What you will do :: How many lines in the records below contain the string "WordPress"? Answer with the number alone.

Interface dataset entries
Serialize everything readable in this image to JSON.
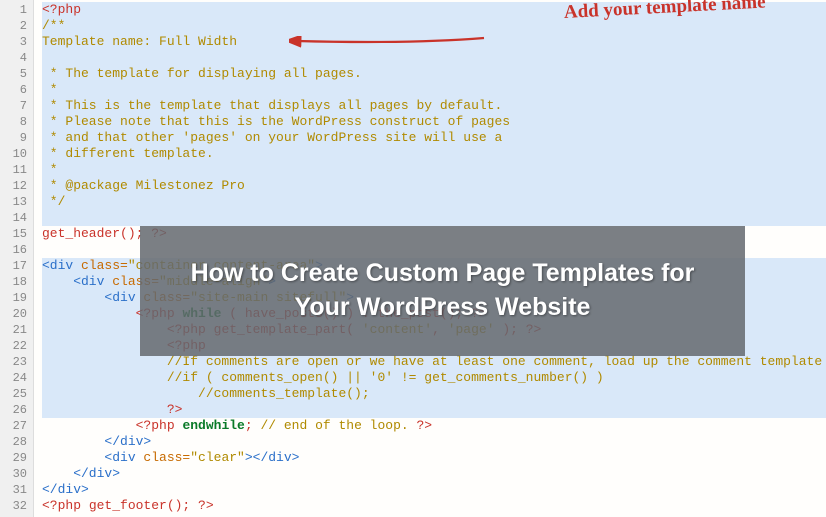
{
  "annotation_text": "Add your template name",
  "overlay_title": "How to Create Custom Page Templates for Your WordPress Website",
  "lines": [
    {
      "n": 1,
      "hl": true,
      "segs": [
        [
          "php",
          "<?php"
        ]
      ]
    },
    {
      "n": 2,
      "hl": true,
      "segs": [
        [
          "cmt",
          "/**"
        ]
      ]
    },
    {
      "n": 3,
      "hl": true,
      "segs": [
        [
          "cmt",
          "Template name: Full Width"
        ]
      ]
    },
    {
      "n": 4,
      "hl": true,
      "segs": [
        [
          "",
          ""
        ]
      ]
    },
    {
      "n": 5,
      "hl": true,
      "segs": [
        [
          "cmt",
          " * The template for displaying all pages."
        ]
      ]
    },
    {
      "n": 6,
      "hl": true,
      "segs": [
        [
          "cmt",
          " *"
        ]
      ]
    },
    {
      "n": 7,
      "hl": true,
      "segs": [
        [
          "cmt",
          " * This is the template that displays all pages by default."
        ]
      ]
    },
    {
      "n": 8,
      "hl": true,
      "segs": [
        [
          "cmt",
          " * Please note that this is the WordPress construct of pages"
        ]
      ]
    },
    {
      "n": 9,
      "hl": true,
      "segs": [
        [
          "cmt",
          " * and that other 'pages' on your WordPress site will use a"
        ]
      ]
    },
    {
      "n": 10,
      "hl": true,
      "segs": [
        [
          "cmt",
          " * different template."
        ]
      ]
    },
    {
      "n": 11,
      "hl": true,
      "segs": [
        [
          "cmt",
          " *"
        ]
      ]
    },
    {
      "n": 12,
      "hl": true,
      "segs": [
        [
          "cmt",
          " * @package Milestonez Pro"
        ]
      ]
    },
    {
      "n": 13,
      "hl": true,
      "segs": [
        [
          "cmt",
          " */"
        ]
      ]
    },
    {
      "n": 14,
      "hl": true,
      "segs": [
        [
          "",
          ""
        ]
      ]
    },
    {
      "n": 15,
      "hl": false,
      "segs": [
        [
          "txt",
          "get_header(); "
        ],
        [
          "php",
          "?>"
        ]
      ]
    },
    {
      "n": 16,
      "hl": false,
      "segs": [
        [
          "",
          ""
        ]
      ]
    },
    {
      "n": 17,
      "hl": true,
      "segs": [
        [
          "tag",
          "<div "
        ],
        [
          "attr",
          "class="
        ],
        [
          "str",
          "\"container content-area\""
        ],
        [
          "tag",
          ">"
        ]
      ]
    },
    {
      "n": 18,
      "hl": true,
      "segs": [
        [
          "tag",
          "    <div "
        ],
        [
          "attr",
          "class="
        ],
        [
          "str",
          "\"middle-align\""
        ],
        [
          "tag",
          ">"
        ]
      ]
    },
    {
      "n": 19,
      "hl": true,
      "segs": [
        [
          "tag",
          "        <div "
        ],
        [
          "attr",
          "class="
        ],
        [
          "str",
          "\"site-main sitefull\""
        ],
        [
          "tag",
          ">"
        ]
      ]
    },
    {
      "n": 20,
      "hl": true,
      "segs": [
        [
          "",
          "            "
        ],
        [
          "php",
          "<?php "
        ],
        [
          "key",
          "while"
        ],
        [
          "txt",
          " ( have_posts() ) : the_post(); "
        ],
        [
          "php",
          "?>"
        ]
      ]
    },
    {
      "n": 21,
      "hl": true,
      "segs": [
        [
          "",
          "                "
        ],
        [
          "php",
          "<?php"
        ],
        [
          "txt",
          " get_template_part( "
        ],
        [
          "str",
          "'content'"
        ],
        [
          "txt",
          ", "
        ],
        [
          "str",
          "'page'"
        ],
        [
          "txt",
          " ); "
        ],
        [
          "php",
          "?>"
        ]
      ]
    },
    {
      "n": 22,
      "hl": true,
      "segs": [
        [
          "",
          "                "
        ],
        [
          "php",
          "<?php"
        ]
      ]
    },
    {
      "n": 23,
      "hl": true,
      "segs": [
        [
          "",
          "                "
        ],
        [
          "cmt",
          "//If comments are open or we have at least one comment, load up the comment template"
        ]
      ]
    },
    {
      "n": 24,
      "hl": true,
      "segs": [
        [
          "",
          "                "
        ],
        [
          "cmt",
          "//if ( comments_open() || '0' != get_comments_number() )"
        ]
      ]
    },
    {
      "n": 25,
      "hl": true,
      "segs": [
        [
          "",
          "                    "
        ],
        [
          "cmt",
          "//comments_template();"
        ]
      ]
    },
    {
      "n": 26,
      "hl": true,
      "segs": [
        [
          "",
          "                "
        ],
        [
          "php",
          "?>"
        ]
      ]
    },
    {
      "n": 27,
      "hl": false,
      "segs": [
        [
          "",
          "            "
        ],
        [
          "php",
          "<?php "
        ],
        [
          "key",
          "endwhile"
        ],
        [
          "txt",
          "; "
        ],
        [
          "cmt",
          "// end of the loop. "
        ],
        [
          "php",
          "?>"
        ]
      ]
    },
    {
      "n": 28,
      "hl": false,
      "segs": [
        [
          "tag",
          "        </div>"
        ]
      ]
    },
    {
      "n": 29,
      "hl": false,
      "segs": [
        [
          "tag",
          "        <div "
        ],
        [
          "attr",
          "class="
        ],
        [
          "str",
          "\"clear\""
        ],
        [
          "tag",
          "></div>"
        ]
      ]
    },
    {
      "n": 30,
      "hl": false,
      "segs": [
        [
          "tag",
          "    </div>"
        ]
      ]
    },
    {
      "n": 31,
      "hl": false,
      "segs": [
        [
          "tag",
          "</div>"
        ]
      ]
    },
    {
      "n": 32,
      "hl": false,
      "segs": [
        [
          "php",
          "<?php"
        ],
        [
          "txt",
          " get_footer(); "
        ],
        [
          "php",
          "?>"
        ]
      ]
    }
  ]
}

Output of the task :: 3